WHAT IS EXPECTED
Make an exact copy of all the data.

BEGIN

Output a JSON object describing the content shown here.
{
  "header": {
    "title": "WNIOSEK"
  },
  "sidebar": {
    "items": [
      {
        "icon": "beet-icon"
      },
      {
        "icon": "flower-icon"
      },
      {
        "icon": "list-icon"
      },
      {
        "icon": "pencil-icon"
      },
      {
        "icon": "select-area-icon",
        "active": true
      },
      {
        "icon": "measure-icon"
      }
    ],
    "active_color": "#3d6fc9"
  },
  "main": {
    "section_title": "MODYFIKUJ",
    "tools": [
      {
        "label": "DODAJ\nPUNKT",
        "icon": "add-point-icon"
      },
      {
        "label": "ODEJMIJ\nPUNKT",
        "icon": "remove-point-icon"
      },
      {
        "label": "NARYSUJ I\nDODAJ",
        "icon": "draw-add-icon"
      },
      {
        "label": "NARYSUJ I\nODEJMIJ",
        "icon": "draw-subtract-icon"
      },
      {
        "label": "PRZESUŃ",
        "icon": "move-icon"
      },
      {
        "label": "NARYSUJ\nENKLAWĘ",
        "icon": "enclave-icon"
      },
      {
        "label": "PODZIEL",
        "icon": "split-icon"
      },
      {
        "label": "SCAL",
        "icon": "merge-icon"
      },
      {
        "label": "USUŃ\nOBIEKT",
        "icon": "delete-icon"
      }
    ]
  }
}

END

SOLUTION BELOW
Output a JSON object describing the content shown here.
{
  "header": {
    "title": "WNIOSEK"
  },
  "sidebar": {
    "items": [
      {
        "icon": "beet-icon"
      },
      {
        "icon": "flower-icon"
      },
      {
        "icon": "list-icon"
      },
      {
        "icon": "pencil-icon"
      },
      {
        "icon": "select-area-icon",
        "active": true
      },
      {
        "icon": "measure-icon"
      }
    ],
    "active_color": "#3d6fc9"
  },
  "main": {
    "section_title": "MODYFIKUJ",
    "tools": [
      {
        "label": "DODAJ\nPUNKT",
        "icon": "add-point-icon"
      },
      {
        "label": "ODEJMIJ\nPUNKT",
        "icon": "remove-point-icon"
      },
      {
        "label": "NARYSUJ I\nDODAJ",
        "icon": "draw-add-icon"
      },
      {
        "label": "NARYSUJ I\nODEJMIJ",
        "icon": "draw-subtract-icon"
      },
      {
        "label": "PRZESUŃ",
        "icon": "move-icon"
      },
      {
        "label": "NARYSUJ\nENKLAWĘ",
        "icon": "enclave-icon"
      },
      {
        "label": "PODZIEL",
        "icon": "split-icon"
      },
      {
        "label": "SCAL",
        "icon": "merge-icon"
      },
      {
        "label": "USUŃ\nOBIEKT",
        "icon": "delete-icon"
      }
    ]
  }
}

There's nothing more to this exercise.